┏━━

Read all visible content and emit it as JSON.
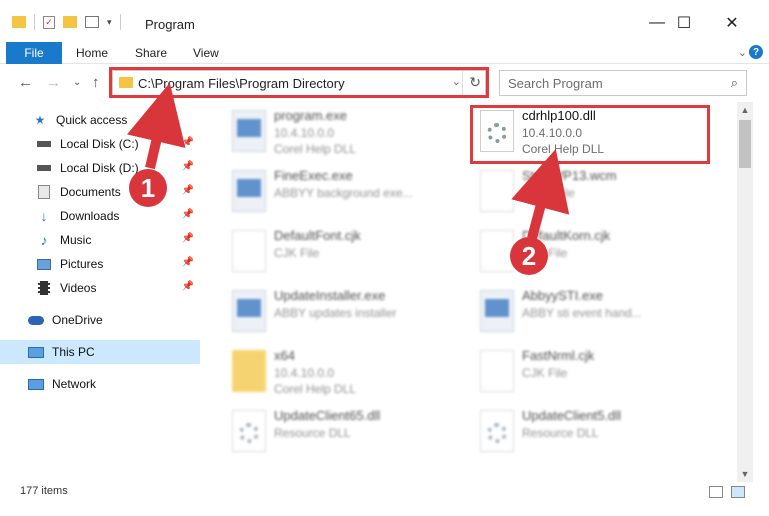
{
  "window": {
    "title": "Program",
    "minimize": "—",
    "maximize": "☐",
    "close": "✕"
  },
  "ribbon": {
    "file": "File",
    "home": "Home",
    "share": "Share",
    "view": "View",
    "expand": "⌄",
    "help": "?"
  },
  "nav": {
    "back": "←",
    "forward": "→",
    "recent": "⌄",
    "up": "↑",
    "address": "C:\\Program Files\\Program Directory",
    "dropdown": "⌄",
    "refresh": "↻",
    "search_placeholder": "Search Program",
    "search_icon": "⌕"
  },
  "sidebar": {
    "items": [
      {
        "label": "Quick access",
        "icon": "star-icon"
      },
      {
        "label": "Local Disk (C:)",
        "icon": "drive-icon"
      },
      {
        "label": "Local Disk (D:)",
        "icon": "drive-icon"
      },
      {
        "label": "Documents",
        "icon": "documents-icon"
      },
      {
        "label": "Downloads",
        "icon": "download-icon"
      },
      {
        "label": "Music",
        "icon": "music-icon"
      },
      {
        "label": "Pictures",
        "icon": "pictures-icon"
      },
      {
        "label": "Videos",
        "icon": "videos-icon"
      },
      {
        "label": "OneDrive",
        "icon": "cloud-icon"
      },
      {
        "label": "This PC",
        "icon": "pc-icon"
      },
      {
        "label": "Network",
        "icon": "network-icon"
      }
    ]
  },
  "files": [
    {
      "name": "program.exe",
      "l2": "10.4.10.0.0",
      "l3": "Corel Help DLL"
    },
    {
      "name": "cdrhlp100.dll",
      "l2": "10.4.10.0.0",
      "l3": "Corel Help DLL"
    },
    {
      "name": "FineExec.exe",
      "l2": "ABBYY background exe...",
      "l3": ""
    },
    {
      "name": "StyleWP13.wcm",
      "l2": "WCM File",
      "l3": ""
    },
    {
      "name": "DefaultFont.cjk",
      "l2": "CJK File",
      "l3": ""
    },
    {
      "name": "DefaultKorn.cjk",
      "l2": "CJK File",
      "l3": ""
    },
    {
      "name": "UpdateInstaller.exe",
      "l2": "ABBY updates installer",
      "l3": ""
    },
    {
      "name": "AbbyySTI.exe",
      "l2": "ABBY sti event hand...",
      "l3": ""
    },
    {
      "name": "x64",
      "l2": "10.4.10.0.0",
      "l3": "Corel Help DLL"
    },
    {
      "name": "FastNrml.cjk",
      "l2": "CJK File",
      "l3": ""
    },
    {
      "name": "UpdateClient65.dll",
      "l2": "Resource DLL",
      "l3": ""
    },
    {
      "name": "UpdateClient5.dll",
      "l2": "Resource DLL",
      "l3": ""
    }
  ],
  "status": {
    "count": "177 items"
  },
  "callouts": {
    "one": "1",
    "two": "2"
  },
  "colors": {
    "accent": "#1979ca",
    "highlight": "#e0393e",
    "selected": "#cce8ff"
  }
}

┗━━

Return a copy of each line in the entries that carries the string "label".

COMPLETED TASK:
        "label": "Quick access",
        "label": "Local Disk (C:)",
        "label": "Local Disk (D:)",
        "label": "Documents",
        "label": "Downloads",
        "label": "Music",
        "label": "Pictures",
        "label": "Videos",
        "label": "OneDrive",
        "label": "This PC",
        "label": "Network",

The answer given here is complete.